Our mutual friend Sudhir Ghosh tells me that you would like me to reduce to writing the points I told him to discuss informally with you and Sir Stafford.
One is universal among all independence-minded people as distinguished from the dumb millions, whether Congressmen or other. It is the immediate release of political prisoners irrespective of the charge of violence or non-violence. They cannot be a danger to the State now that the necessity for independence has become common cause. It seems to be ridiculous to keep, say Shri Jayaprakash Narayan and Dr. Lohia, both learned and cultured men of whom any society would be proud, nor is there any occasion for beating any person as an underground worker. To leave the question of discharge for disposal by the incoming national Government would be a step no one will understand or appreciate. Independence will lose its grace.
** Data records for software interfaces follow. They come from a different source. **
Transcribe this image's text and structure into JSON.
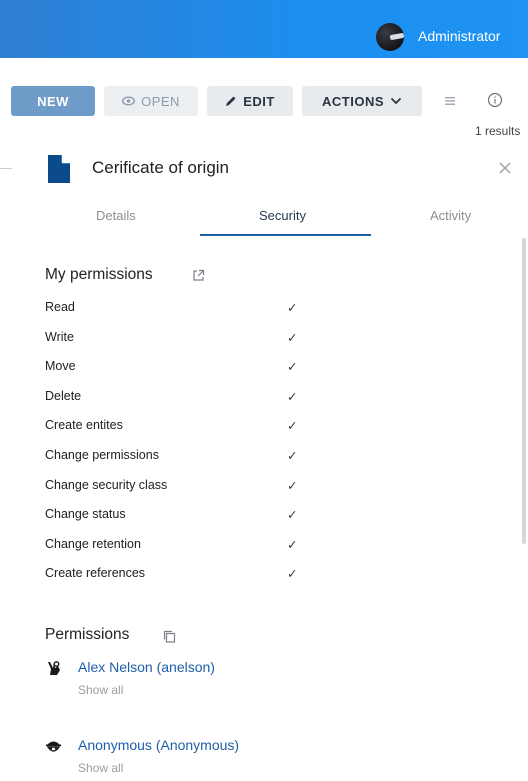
{
  "header": {
    "user_name": "Administrator",
    "avatar_icon": "user-avatar",
    "bar_color": "#1b8ff0"
  },
  "toolbar": {
    "new_label": "NEW",
    "open_label": "OPEN",
    "edit_label": "EDIT",
    "actions_label": "ACTIONS",
    "results_text": "1 results",
    "icons": [
      "eye-icon",
      "pencil-icon",
      "chevron-down-icon",
      "list-icon",
      "info-icon"
    ]
  },
  "panel": {
    "title": "Cerificate of origin",
    "tabs": [
      {
        "label": "Details",
        "active": false
      },
      {
        "label": "Security",
        "active": true
      },
      {
        "label": "Activity",
        "active": false
      }
    ],
    "accent_color": "#1e5fa8"
  },
  "my_permissions": {
    "title": "My permissions",
    "check": "✓",
    "items": [
      {
        "label": "Read"
      },
      {
        "label": "Write"
      },
      {
        "label": "Move"
      },
      {
        "label": "Delete"
      },
      {
        "label": "Create entites"
      },
      {
        "label": "Change permissions"
      },
      {
        "label": "Change security class"
      },
      {
        "label": "Change status"
      },
      {
        "label": "Change retention"
      },
      {
        "label": "Create references"
      }
    ]
  },
  "permissions": {
    "title": "Permissions",
    "show_all_label": "Show all",
    "users": [
      {
        "name": "Alex Nelson (anelson)",
        "icon": "ok-hand-icon"
      },
      {
        "name": "Anonymous (Anonymous)",
        "icon": "anonymous-mask-icon"
      }
    ]
  }
}
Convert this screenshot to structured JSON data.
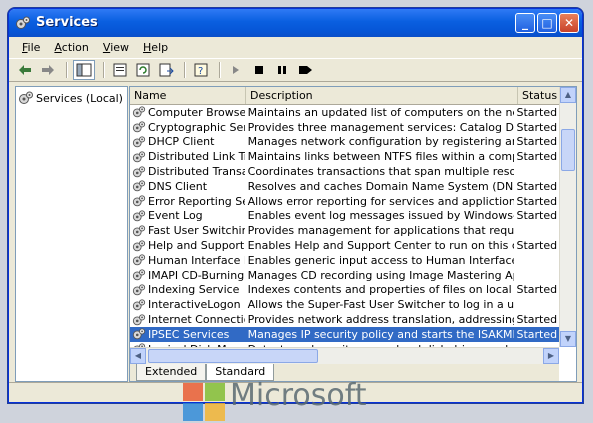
{
  "window": {
    "title": "Services"
  },
  "menu": [
    {
      "underline": "F",
      "rest": "ile"
    },
    {
      "underline": "A",
      "rest": "ction"
    },
    {
      "underline": "V",
      "rest": "iew"
    },
    {
      "underline": "H",
      "rest": "elp"
    }
  ],
  "tree": {
    "root_label": "Services (Local)"
  },
  "columns": {
    "name": "Name",
    "description": "Description",
    "status": "Status"
  },
  "services": [
    {
      "name": "Computer Browser",
      "description": "Maintains an updated list of computers on the network and...",
      "status": "Started"
    },
    {
      "name": "Cryptographic Servi...",
      "description": "Provides three management services: Catalog Database S...",
      "status": "Started"
    },
    {
      "name": "DHCP Client",
      "description": "Manages network configuration by registering and updatin...",
      "status": "Started"
    },
    {
      "name": "Distributed Link Tra...",
      "description": "Maintains links between NTFS files within a computer or acr...",
      "status": "Started"
    },
    {
      "name": "Distributed Transac...",
      "description": "Coordinates transactions that span multiple resource mana...",
      "status": ""
    },
    {
      "name": "DNS Client",
      "description": "Resolves and caches Domain Name System (DNS) names f...",
      "status": "Started"
    },
    {
      "name": "Error Reporting Ser...",
      "description": "Allows error reporting for services and applictions running i...",
      "status": "Started"
    },
    {
      "name": "Event Log",
      "description": "Enables event log messages issued by Windows-based pro...",
      "status": "Started"
    },
    {
      "name": "Fast User Switching...",
      "description": "Provides management for applications that require assista...",
      "status": ""
    },
    {
      "name": "Help and Support",
      "description": "Enables Help and Support Center to run on this computer....",
      "status": "Started"
    },
    {
      "name": "Human Interface D...",
      "description": "Enables generic input access to Human Interface Devices (...",
      "status": ""
    },
    {
      "name": "IMAPI CD-Burning C...",
      "description": "Manages CD recording using Image Mastering Applications ...",
      "status": ""
    },
    {
      "name": "Indexing Service",
      "description": "Indexes contents and properties of files on local and remot...",
      "status": "Started"
    },
    {
      "name": "InteractiveLogon",
      "description": "Allows the Super-Fast User Switcher to log in a user",
      "status": ""
    },
    {
      "name": "Internet Connectio...",
      "description": "Provides network address translation, addressing, name re...",
      "status": "Started"
    },
    {
      "name": "IPSEC Services",
      "description": "Manages IP security policy and starts the ISAKMP/Oakley (...",
      "status": "Started",
      "selected": true
    },
    {
      "name": "Logical Disk Manager",
      "description": "Detects and monitors new hard disk drives and sends disk ...",
      "status": ""
    }
  ],
  "tabs": {
    "extended": "Extended",
    "standard": "Standard"
  },
  "watermark": {
    "brand": "Microsoft"
  },
  "colors": {
    "selection": "#316ac5",
    "titlebar": "#0a5fe0"
  }
}
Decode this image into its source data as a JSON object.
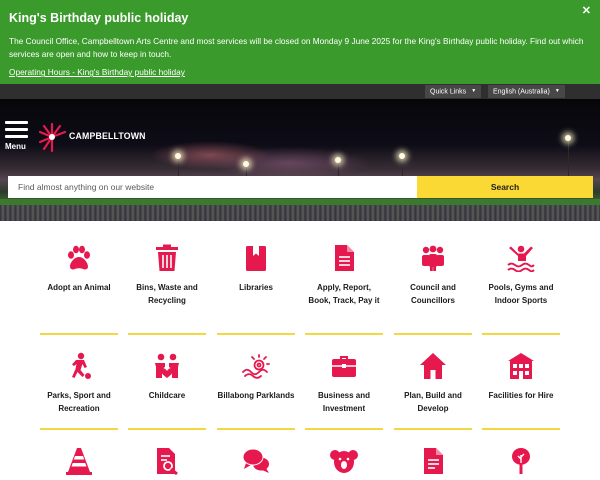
{
  "alert": {
    "title": "King's Birthday public holiday",
    "body": "The Council Office, Campbelltown Arts Centre and most services will be closed on Monday 9 June 2025 for the King's Birthday public holiday. Find out which services are open and how to keep in touch.",
    "link": "Operating Hours - King's Birthday public holiday",
    "close": "✕"
  },
  "topbar": {
    "quick_links": "Quick Links",
    "language": "English (Australia)"
  },
  "header": {
    "menu_label": "Menu",
    "logo_text": "CAMPBELLTOWN"
  },
  "search": {
    "placeholder": "Find almost anything on our website",
    "button": "Search"
  },
  "colors": {
    "accent": "#e6194f",
    "yellow": "#fbd935",
    "alert_green": "#3b9a2c"
  },
  "tiles": [
    {
      "label": "Adopt an Animal",
      "icon": "paw-icon"
    },
    {
      "label": "Bins, Waste and Recycling",
      "icon": "bin-icon"
    },
    {
      "label": "Libraries",
      "icon": "book-icon"
    },
    {
      "label": "Apply, Report, Book, Track, Pay it",
      "icon": "document-icon"
    },
    {
      "label": "Council and Councillors",
      "icon": "people-icon"
    },
    {
      "label": "Pools, Gyms and Indoor Sports",
      "icon": "swimmer-icon"
    },
    {
      "label": "Parks, Sport and Recreation",
      "icon": "soccer-player-icon"
    },
    {
      "label": "Childcare",
      "icon": "childcare-icon"
    },
    {
      "label": "Billabong Parklands",
      "icon": "billabong-icon"
    },
    {
      "label": "Business and Investment",
      "icon": "briefcase-icon"
    },
    {
      "label": "Plan, Build and Develop",
      "icon": "house-icon"
    },
    {
      "label": "Facilities for Hire",
      "icon": "building-icon"
    },
    {
      "label": "",
      "icon": "traffic-cone-icon"
    },
    {
      "label": "",
      "icon": "document-search-icon"
    },
    {
      "label": "",
      "icon": "chat-icon"
    },
    {
      "label": "",
      "icon": "koala-icon"
    },
    {
      "label": "",
      "icon": "document-lines-icon"
    },
    {
      "label": "",
      "icon": "tree-icon"
    }
  ]
}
The other affects the masses. I refer to the salt tax. As a means of raising revenue, it is insignificant. As a means of harassing the masses, it is a measure of which the mischief is indescribable. The masses will hardly appreciate independence if the burden of the salt monopoly continues to afflict them. I must not weary you with argument. I mention the two measures as a preparation of the Indian mind for independence. They will produce a psychological effect.
I may mention that I discussed both the measures in a different setting with Mr Casey and I am now in correspondence with the present Governor of Bengal. I may add that I have today heard from Mr Abell in regard to the salt tax that "the Government do not find themselves able to accept the suggestion".
Yours sincerely,THE RT. HON'BLE LORD PETHICK LAWRENCE,
M. K. GANDHI
M. K. GANDHI
SERCETARY OF STATE FOR INDIA, NEW DELHI.